## Description of the task
When you have gone through the records, report how many lines include "JSON", giving the number and nothing more.

Web page and app entries
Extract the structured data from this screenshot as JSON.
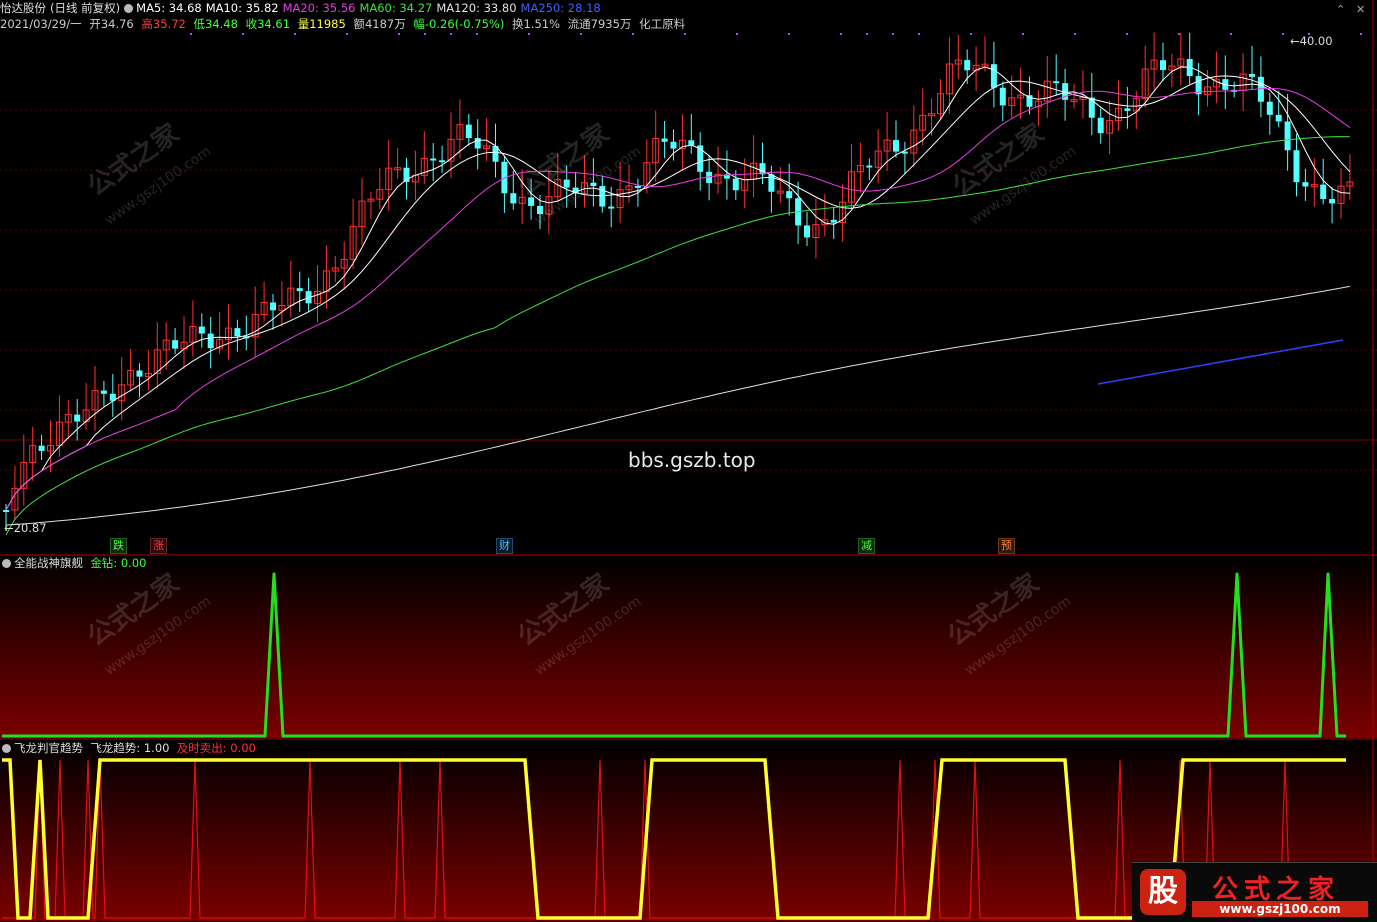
{
  "header": {
    "stock": "怡达股份",
    "mode": "(日线 前复权)",
    "ma": [
      {
        "label": "MA5: 34.68",
        "color": "#ffffff"
      },
      {
        "label": "MA10: 35.82",
        "color": "#ffffff"
      },
      {
        "label": "MA20: 35.56",
        "color": "#e040e0"
      },
      {
        "label": "MA60: 34.27",
        "color": "#40e040"
      },
      {
        "label": "MA120: 33.80",
        "color": "#e0e0e0"
      },
      {
        "label": "MA250: 28.18",
        "color": "#4060ff"
      }
    ]
  },
  "quote": {
    "date": "2021/03/29/一",
    "open": "开34.76",
    "high": "高35.72",
    "low": "低34.48",
    "close": "收34.61",
    "volume": "量11985",
    "amount": "额4187万",
    "change": "幅-0.26(-0.75%)",
    "turnover": "换1.51%",
    "float": "流通7935万",
    "industry": "化工原料"
  },
  "price_labels": {
    "high": "40.00",
    "low": "20.87"
  },
  "center_watermark": "bbs.gszb.top",
  "tags": [
    {
      "text": "跌",
      "color": "#40ff40"
    },
    {
      "text": "涨",
      "color": "#ff4040"
    },
    {
      "text": "财",
      "color": "#40c0ff"
    },
    {
      "text": "减",
      "color": "#40ff40"
    },
    {
      "text": "预",
      "color": "#ff8040"
    }
  ],
  "panel2": {
    "name": "全能战神旗舰",
    "metric": "金钻: 0.00",
    "metric_color": "#40ff40"
  },
  "panel3": {
    "name": "飞龙判官趋势",
    "metric1": "飞龙趋势: 1.00",
    "metric2": "及时卖出: 0.00",
    "metric2_color": "#ff3030"
  },
  "watermark": {
    "cn": "公式之家",
    "url": "www.gszj100.com"
  },
  "badge": {
    "icon": "股",
    "title": "公式之家",
    "url": "www.gszj100.com"
  }
}
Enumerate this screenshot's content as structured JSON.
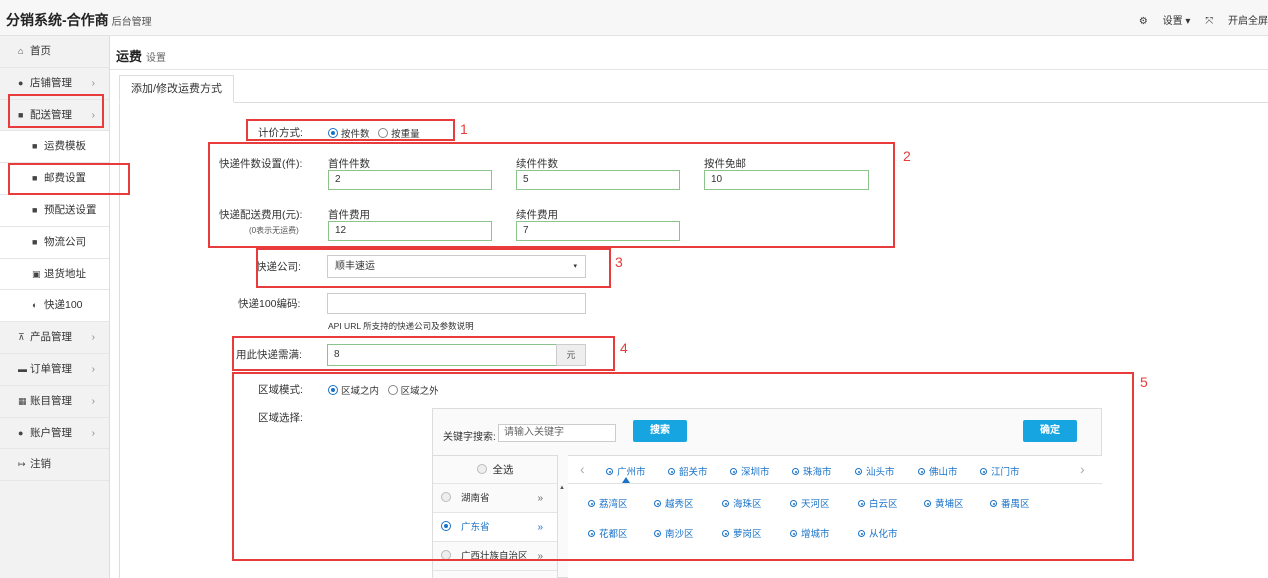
{
  "header": {
    "brand": "分销系统-合作商",
    "brand_sub": "后台管理",
    "settings": "设置",
    "open_full": "开启全屏"
  },
  "sidebar": {
    "items": [
      {
        "icon": "home-icon",
        "label": "首页"
      },
      {
        "icon": "user-icon",
        "label": "店铺管理",
        "chev": "›"
      },
      {
        "icon": "truck-icon",
        "label": "配送管理",
        "chev": "›"
      },
      {
        "icon": "truck-icon",
        "label": "运费模板"
      },
      {
        "icon": "truck-icon",
        "label": "邮费设置"
      },
      {
        "icon": "truck-icon",
        "label": "预配送设置"
      },
      {
        "icon": "truck-icon",
        "label": "物流公司"
      },
      {
        "icon": "return-icon",
        "label": "退货地址"
      },
      {
        "icon": "globe-icon",
        "label": "快递100"
      },
      {
        "icon": "cart-icon",
        "label": "产品管理",
        "chev": "›"
      },
      {
        "icon": "order-icon",
        "label": "订单管理",
        "chev": "›"
      },
      {
        "icon": "table-icon",
        "label": "账目管理",
        "chev": "›"
      },
      {
        "icon": "user-icon",
        "label": "账户管理",
        "chev": "›"
      },
      {
        "icon": "logout-icon",
        "label": "注销"
      }
    ]
  },
  "page": {
    "title": "运费",
    "subtitle": "设置",
    "tab": "添加/修改运费方式"
  },
  "form": {
    "pricing_label": "计价方式:",
    "pricing_options": [
      "按件数",
      "按重量"
    ],
    "count_label": "快递件数设置(件):",
    "first_count_label": "首件件数",
    "first_count": "2",
    "extra_count_label": "续件件数",
    "extra_count": "5",
    "free_label": "按件免邮",
    "free_value": "10",
    "fee_label": "快递配送费用(元):",
    "fee_note": "(0表示无运费)",
    "first_fee_label": "首件费用",
    "first_fee": "12",
    "extra_fee_label": "续件费用",
    "extra_fee": "7",
    "company_label": "快递公司:",
    "company_value": "顺丰速运",
    "kd100_label": "快递100编码:",
    "kd100_value": "",
    "kd100_help": "API URL 所支持的快递公司及参数说明",
    "min_label": "用此快递需满:",
    "min_value": "8",
    "min_unit": "元",
    "region_mode_label": "区域模式:",
    "region_mode_options": [
      "区域之内",
      "区域之外"
    ],
    "region_select_label": "区域选择:"
  },
  "picker": {
    "keyword_label": "关键字搜索:",
    "keyword_placeholder": "请输入关键字",
    "search_button": "搜索",
    "confirm_button": "确定",
    "select_all": "全选",
    "provinces": [
      "湖南省",
      "广东省",
      "广西壮族自治区"
    ],
    "cities": [
      "广州市",
      "韶关市",
      "深圳市",
      "珠海市",
      "汕头市",
      "佛山市",
      "江门市"
    ],
    "districts_row1": [
      "荔湾区",
      "越秀区",
      "海珠区",
      "天河区",
      "白云区",
      "黄埔区",
      "番禺区"
    ],
    "districts_row2": [
      "花都区",
      "南沙区",
      "萝岗区",
      "增城市",
      "从化市"
    ]
  },
  "annotations": [
    "1",
    "2",
    "3",
    "4",
    "5"
  ]
}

## Exercise answer
2